*** Opening THE RECORDS ***

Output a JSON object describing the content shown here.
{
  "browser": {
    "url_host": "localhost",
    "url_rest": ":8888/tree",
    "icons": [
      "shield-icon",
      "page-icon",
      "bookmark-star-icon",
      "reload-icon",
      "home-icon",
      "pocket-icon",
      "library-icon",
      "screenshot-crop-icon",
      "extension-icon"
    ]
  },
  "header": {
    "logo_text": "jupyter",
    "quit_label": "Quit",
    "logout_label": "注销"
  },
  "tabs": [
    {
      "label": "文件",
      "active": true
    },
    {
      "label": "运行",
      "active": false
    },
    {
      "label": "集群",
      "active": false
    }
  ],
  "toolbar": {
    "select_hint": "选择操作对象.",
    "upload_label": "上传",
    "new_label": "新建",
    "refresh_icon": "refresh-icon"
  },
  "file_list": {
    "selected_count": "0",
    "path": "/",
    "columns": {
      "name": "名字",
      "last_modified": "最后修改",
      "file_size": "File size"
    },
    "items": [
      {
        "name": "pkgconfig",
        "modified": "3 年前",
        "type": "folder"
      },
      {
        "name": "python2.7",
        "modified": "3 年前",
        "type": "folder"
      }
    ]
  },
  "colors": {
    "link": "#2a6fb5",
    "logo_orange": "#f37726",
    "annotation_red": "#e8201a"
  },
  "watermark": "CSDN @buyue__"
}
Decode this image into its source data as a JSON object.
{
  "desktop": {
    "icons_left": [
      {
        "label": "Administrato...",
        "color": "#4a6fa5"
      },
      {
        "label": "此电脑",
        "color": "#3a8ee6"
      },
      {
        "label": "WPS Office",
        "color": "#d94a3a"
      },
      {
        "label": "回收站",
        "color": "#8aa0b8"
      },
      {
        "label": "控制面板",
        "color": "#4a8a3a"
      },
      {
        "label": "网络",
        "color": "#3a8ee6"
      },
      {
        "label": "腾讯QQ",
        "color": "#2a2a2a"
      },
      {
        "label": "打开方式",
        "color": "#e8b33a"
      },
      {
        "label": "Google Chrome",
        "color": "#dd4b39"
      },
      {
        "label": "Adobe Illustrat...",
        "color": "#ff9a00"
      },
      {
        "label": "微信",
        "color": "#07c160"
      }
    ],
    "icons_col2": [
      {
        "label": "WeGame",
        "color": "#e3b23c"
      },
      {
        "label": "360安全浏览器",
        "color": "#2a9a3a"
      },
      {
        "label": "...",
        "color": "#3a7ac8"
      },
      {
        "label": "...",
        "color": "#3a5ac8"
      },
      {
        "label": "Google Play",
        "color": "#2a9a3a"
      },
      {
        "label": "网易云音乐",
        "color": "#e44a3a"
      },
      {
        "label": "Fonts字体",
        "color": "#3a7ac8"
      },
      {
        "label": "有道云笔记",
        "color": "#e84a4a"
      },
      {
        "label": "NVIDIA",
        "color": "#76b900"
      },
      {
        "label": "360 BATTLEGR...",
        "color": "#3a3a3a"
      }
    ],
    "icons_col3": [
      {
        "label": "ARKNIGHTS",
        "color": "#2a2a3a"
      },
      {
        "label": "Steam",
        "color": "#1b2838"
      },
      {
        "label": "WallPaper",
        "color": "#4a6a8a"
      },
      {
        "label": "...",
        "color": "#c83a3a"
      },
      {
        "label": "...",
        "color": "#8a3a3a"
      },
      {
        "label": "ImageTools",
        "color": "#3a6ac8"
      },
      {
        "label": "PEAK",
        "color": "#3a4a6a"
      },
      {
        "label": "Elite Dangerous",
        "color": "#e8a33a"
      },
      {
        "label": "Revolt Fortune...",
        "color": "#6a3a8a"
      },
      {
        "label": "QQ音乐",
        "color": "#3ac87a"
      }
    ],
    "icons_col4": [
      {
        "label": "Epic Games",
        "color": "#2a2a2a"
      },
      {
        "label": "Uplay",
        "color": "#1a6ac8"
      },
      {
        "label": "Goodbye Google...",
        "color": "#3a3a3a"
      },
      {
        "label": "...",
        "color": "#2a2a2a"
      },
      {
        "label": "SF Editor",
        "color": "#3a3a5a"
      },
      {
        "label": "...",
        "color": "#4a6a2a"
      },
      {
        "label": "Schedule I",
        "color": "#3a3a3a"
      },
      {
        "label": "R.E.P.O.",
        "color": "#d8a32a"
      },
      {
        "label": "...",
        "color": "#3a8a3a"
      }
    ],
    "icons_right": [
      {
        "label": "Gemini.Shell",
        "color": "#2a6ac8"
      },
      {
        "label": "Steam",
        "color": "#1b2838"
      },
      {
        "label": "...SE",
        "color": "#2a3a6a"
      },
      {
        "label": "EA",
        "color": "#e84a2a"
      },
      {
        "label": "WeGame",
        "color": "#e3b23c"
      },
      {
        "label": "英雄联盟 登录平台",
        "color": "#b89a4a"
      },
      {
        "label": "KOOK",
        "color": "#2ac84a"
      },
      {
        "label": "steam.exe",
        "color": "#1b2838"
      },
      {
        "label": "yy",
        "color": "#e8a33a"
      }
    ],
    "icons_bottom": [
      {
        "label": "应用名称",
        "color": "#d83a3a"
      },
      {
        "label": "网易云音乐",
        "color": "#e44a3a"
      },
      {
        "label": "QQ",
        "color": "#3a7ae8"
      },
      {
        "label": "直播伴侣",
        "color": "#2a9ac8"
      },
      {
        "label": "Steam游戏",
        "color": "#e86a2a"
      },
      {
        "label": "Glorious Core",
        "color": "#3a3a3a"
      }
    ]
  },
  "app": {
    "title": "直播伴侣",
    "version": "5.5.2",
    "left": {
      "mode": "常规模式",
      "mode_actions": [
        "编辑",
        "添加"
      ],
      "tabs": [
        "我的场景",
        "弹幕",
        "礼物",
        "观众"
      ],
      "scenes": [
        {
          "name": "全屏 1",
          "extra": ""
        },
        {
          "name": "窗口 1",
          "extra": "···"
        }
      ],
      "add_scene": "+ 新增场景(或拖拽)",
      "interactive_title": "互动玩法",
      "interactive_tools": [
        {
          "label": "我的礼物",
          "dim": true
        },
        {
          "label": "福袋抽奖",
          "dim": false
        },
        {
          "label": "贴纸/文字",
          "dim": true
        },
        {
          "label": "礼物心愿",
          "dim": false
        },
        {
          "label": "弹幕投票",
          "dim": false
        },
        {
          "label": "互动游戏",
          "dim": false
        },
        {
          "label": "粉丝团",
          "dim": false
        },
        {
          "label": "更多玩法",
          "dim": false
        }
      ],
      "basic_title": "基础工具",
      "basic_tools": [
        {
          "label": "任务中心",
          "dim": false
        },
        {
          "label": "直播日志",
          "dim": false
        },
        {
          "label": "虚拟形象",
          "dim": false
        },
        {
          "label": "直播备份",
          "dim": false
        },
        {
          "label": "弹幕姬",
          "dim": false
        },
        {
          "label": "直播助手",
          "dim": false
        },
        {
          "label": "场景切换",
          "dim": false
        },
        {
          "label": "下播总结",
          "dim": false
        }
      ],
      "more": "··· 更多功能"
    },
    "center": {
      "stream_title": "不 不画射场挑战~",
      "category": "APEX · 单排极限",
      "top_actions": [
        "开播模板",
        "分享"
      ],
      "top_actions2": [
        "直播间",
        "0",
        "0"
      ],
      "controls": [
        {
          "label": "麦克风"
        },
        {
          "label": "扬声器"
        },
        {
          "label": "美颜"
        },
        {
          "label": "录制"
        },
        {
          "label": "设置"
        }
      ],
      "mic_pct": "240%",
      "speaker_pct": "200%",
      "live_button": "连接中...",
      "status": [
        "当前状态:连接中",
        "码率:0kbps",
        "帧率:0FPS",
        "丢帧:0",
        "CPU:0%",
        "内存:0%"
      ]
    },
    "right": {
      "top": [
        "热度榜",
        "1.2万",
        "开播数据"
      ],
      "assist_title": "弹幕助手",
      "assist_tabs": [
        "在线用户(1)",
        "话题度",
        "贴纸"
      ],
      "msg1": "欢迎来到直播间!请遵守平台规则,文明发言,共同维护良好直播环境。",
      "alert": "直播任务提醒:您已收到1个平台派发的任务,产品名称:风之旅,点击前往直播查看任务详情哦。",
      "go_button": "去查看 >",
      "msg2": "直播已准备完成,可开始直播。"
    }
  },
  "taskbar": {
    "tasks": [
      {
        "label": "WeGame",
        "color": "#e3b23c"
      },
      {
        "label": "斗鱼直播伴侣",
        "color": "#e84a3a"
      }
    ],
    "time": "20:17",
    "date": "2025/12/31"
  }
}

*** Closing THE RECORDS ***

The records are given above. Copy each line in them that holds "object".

Output a JSON object describing the content shown here.
Decode this image into its source data as a JSON object.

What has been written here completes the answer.